[LISTED RECORDS Boundary: Start]
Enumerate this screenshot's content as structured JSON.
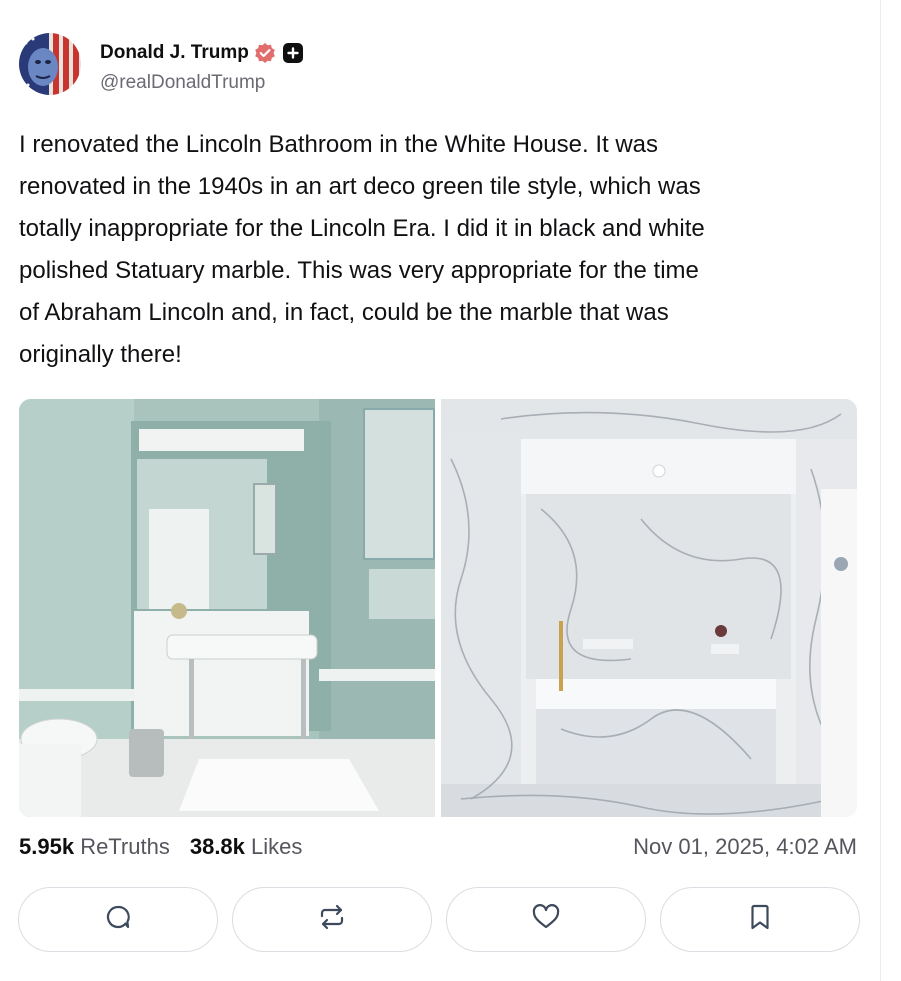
{
  "author": {
    "display_name": "Donald J. Trump",
    "handle": "@realDonaldTrump",
    "verified_icon": "verified-badge-icon",
    "plus_icon": "truth-plus-icon",
    "avatar": "avatar-image"
  },
  "post": {
    "text": "I renovated the Lincoln Bathroom in the White House. It was\nrenovated in the 1940s in an art deco green tile style, which was\ntotally inappropriate for the Lincoln Era. I did it in black and white\npolished Statuary marble. This was very appropriate for the time\nof Abraham Lincoln and, in fact, could be the marble that was\noriginally there!",
    "images": [
      "green-tile-bathroom-photo",
      "white-marble-bathroom-photo"
    ]
  },
  "stats": {
    "retruths_count": "5.95k",
    "retruths_label": "ReTruths",
    "likes_count": "38.8k",
    "likes_label": "Likes",
    "timestamp": "Nov 01, 2025, 4:02 AM"
  },
  "actions": [
    "reply-icon",
    "retruth-icon",
    "like-icon",
    "bookmark-icon"
  ],
  "colors": {
    "verified": "#e26d6d",
    "text": "#0f0f10",
    "muted": "#6b6b74",
    "border": "#dcdce2"
  }
}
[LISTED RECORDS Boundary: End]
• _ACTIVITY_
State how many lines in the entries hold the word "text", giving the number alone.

• _RESPONSE BOX_
2